What is a PSP?
In a PSP, the water stored in an Upper Reservoir passes through the waterways to the turbines installed at the powerhouse to generate power during peak hours, and then the water passes through the tail race tunnel to store water in the lower reservoir.
The excess water from the reservoirs, if any, is discharged through the spillway.
During off-peak hours, the excess power from thermal stations and other sources is fed back to pump the water from the lower reservoir to the upper one through the powerhouse, where generators and turbines then act as motors and pumps, respectively.
According to the Terms Of Reference (ToR) submitted to the Union Ministry of Environment, Forest and Climate Change to conduct the EIA and environmental management plan for the Yerravaram project, the NREDCAP said the proposed area consisted of the Kitabhu villages, comprising about 10 households, which would be submerged due to the formation of the lower reservoir.
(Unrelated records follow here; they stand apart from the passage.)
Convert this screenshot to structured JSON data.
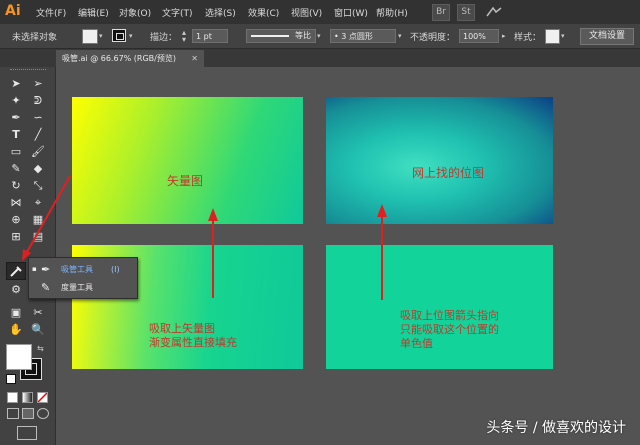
{
  "app": {
    "logo": "Ai"
  },
  "menu": [
    "文件(F)",
    "编辑(E)",
    "对象(O)",
    "文字(T)",
    "选择(S)",
    "效果(C)",
    "视图(V)",
    "窗口(W)",
    "帮助(H)"
  ],
  "app_buttons": [
    "Br",
    "St"
  ],
  "control_bar": {
    "selection_label": "未选择对象",
    "stroke_label": "描边：",
    "stroke_value": "1 pt",
    "line_style_label": "等比",
    "brush_value": "3 点圆形",
    "opacity_label": "不透明度：",
    "opacity_value": "100%",
    "style_label": "样式：",
    "doc_settings": "文档设置"
  },
  "document_tab": "吸管.ai @ 66.67% (RGB/预览)",
  "flyout": {
    "items": [
      {
        "label": "吸管工具",
        "shortcut": "(I)"
      },
      {
        "label": "度量工具",
        "shortcut": ""
      }
    ]
  },
  "artboard": {
    "top_left_label": "矢量图",
    "top_right_label": "网上找的位图",
    "bottom_left_note": [
      "吸取上矢量图",
      "渐变属性直接填充"
    ],
    "bottom_right_note": [
      "吸取上位图箭头指向",
      "只能吸取这个位置的",
      "单色值"
    ]
  },
  "watermark": "头条号 / 做喜欢的设计",
  "colors": {
    "gradient_yellow": "#ffff00",
    "gradient_green": "#00cc88",
    "bitmap_dark": "#0a4a8a",
    "solid_fill": "#12d39a",
    "annotation_red": "#e02020"
  }
}
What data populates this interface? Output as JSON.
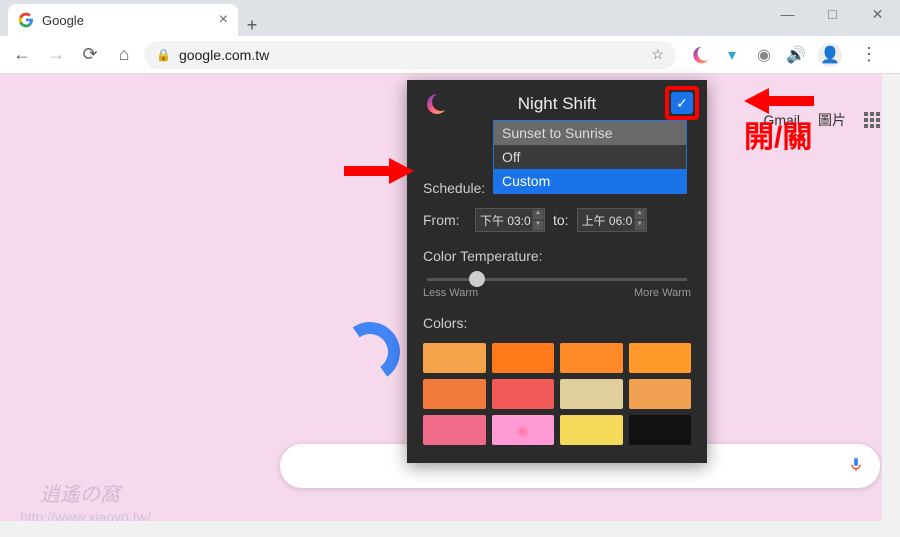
{
  "window": {
    "min": "—",
    "max": "□",
    "close": "✕"
  },
  "tab": {
    "title": "Google",
    "close": "×",
    "new": "+"
  },
  "addr": {
    "url": "google.com.tw"
  },
  "page": {
    "gmail": "Gmail",
    "images": "圖片",
    "watermark": "逍遙の窩",
    "watermark_url": "http://www.xiaoyo.tw/"
  },
  "popup": {
    "title": "Night Shift",
    "schedule_label": "Schedule:",
    "options": [
      "Sunset to Sunrise",
      "Off",
      "Custom"
    ],
    "from_label": "From:",
    "from_value": "下午 03:0",
    "to_label": "to:",
    "to_value": "上午 06:0",
    "ct_label": "Color Temperature:",
    "less_warm": "Less Warm",
    "more_warm": "More Warm",
    "colors_label": "Colors:",
    "swatches": [
      "#f5a34a",
      "#ff7a1a",
      "#ff8a2a",
      "#ff9a2a",
      "#f27a3a",
      "#f25a5a",
      "#e0cf9a",
      "#f0a050",
      "#f06a8a",
      "#ff9ad4",
      "#f5d95a",
      "#111111"
    ]
  },
  "anno": {
    "toggle_text": "開/關"
  }
}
The cost of the project is estimated to be ₹5,404.07 crore.
The government’s move
The government had identified at least 29 locations in Andhra Pradesh that had the potential to generate 33,240 MW through PSPs.
Projects at seven locations with an estimated potential of 6,600 MW were taken up in the first phase, and the DPRs are under preparation.
Out of the seven locations, four are on-river (reservoir-based) projects and three locations are off-river projects.
The state energy officials informed Energy Minister Peddireddy Ramachandra Reddy in one of the review meetings that Phase –I Feasibility reports (FRs) were submitted to different directorates of the Central government — including the Central Electricity Authority (CEA), Central Water Commission (CWC), Geological Survey of India(GSI) & Central Soil, and Materials Research Station (CSMRS).
According to the estimates of the state government, the peak electricity demand of Andhra Pradesh had been increasing at a fast pace and was estimated at 11,843 MW for the year 2021-22.
By the end of December 2019, renewable energy power projects with a total capacity of 8,142.768 MW have been commissioned in Andhra Pradesh. The majority of which are solar and wind schemes.
State Investment Promotion Board (SIPB) had approved PSPs in December and said that Adani Green Energy Projects will come up in Vizianagaram and the ASR district with an investment of Rs 6330 crore. It will give direct and indirect employment to 4000 people. The officials then also said over 4,196 million units of electricity per year will be generated from the units.